One of the unexpected benefits of getting rid of cable TV was the discovery of MeTV, which we get over the air as part of the ABC affiliate's split digital signal. And perhaps the best thing about MeTV is that it reruns the classic TV series Mission: Impossible. Not just the theme song, which may be the best ever TV theme, but the show itself.

Having recently found a used copy of a long-desired book, The Complete Mission Impossible Dossier by Patrick J. White, I now realize what should have been fairly obvious, which is that Mission: Impossible is a thematic ancestor to my favorite TV show of all time, 24. Of course, it didn't use the "real-time" gimmick that drove 24, nor did it feature split-screen shots. But what it did share was a secret(ive) government agency devoted to protecting American national security at all costs, meaning the American agents would do whatever it takes to stop the threat to the country.

Sure, there's no torture on Mission: Impossible, at least, not that I can recall. But as author White puts it succinctly, the show involved "treacherous saboteurs who would lie, cheat, steal, kidnap, subvert the media, destroy the property of innocent people, and break any civil and legal code that stood in their way. They were the heroes." (p. 1, emphasis in original).

24 was surely groundbreaking in depicting a protagonist whose "means" included savage (though not sadistic) torture*, but that probably reflects when the show aired.
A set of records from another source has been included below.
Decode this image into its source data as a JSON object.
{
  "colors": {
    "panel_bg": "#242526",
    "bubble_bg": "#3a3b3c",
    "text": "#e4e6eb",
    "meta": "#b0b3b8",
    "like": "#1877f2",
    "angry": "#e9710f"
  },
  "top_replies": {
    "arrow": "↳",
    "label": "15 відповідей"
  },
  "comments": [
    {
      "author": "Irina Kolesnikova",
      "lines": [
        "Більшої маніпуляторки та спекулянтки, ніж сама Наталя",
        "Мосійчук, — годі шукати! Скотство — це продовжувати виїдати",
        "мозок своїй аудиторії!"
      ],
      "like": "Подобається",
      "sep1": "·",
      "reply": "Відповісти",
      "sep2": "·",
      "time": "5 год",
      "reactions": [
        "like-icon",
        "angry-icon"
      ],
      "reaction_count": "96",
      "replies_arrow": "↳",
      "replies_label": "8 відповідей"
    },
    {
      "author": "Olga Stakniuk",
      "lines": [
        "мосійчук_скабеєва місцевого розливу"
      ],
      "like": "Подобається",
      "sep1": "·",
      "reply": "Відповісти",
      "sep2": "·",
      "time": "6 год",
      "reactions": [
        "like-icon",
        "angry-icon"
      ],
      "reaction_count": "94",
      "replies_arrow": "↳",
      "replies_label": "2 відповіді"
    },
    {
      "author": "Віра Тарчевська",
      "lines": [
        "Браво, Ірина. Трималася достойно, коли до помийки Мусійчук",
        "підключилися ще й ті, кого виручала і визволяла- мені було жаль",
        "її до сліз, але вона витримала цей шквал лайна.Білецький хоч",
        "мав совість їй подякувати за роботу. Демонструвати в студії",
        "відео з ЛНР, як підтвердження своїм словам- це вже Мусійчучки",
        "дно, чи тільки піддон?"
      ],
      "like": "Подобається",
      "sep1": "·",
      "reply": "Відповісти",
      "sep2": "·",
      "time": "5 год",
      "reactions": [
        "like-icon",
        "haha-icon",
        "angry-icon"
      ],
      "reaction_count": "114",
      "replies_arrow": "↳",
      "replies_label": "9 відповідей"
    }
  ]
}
By 1960s and early 1970s standards, Mission: Impossible went pretty far, so much so it drew contemporaneous objections from some critics, Hollywood writers, and so on. One critic characterized it as "this season's most harmful television program." Creator Bruce Geller's father, a judge, "ha[d] problems with [the show], because the theme of the show is contrary to his philosophy." (White, p. 22). The first person that Geller offered a producer slot to, Stan Kallis, declined because: "I thought Mission: Impossible was immoral, that it would have dangerous consequences because it was basically a neo-Fascist concept. It's no different from an elitist CIA or worse, the SS." (White, p. 51).
* In this vein, 24 owes a lot to the USA Network series La Femme Nikita, which was produced by the same people behind 24. As a cable show, LFN had a little more slack than 24 did.
Coincidentally (or not), Mission: Impossible was considered the longest-running espionage-related series on American TV (7 seasons) until it was surpassed by 24 (8 seasons). Further solidifying the comparison is the fact that Mission: Impossible had a short-lived revival in the 1980s (2 short seasons, totaling 35 episodes), while 24 just had 24: Live Another Day (also a short season, 12 instead of 24 episodes). You have to wonder how much of their relative longevity, compared to other terrorism/national security related dramas like Threat Matrix and E-Ring, stemmed from their "ends justify the means" approaches, as opposed to a kinder and gentler approach.

No comments:

Post a Comment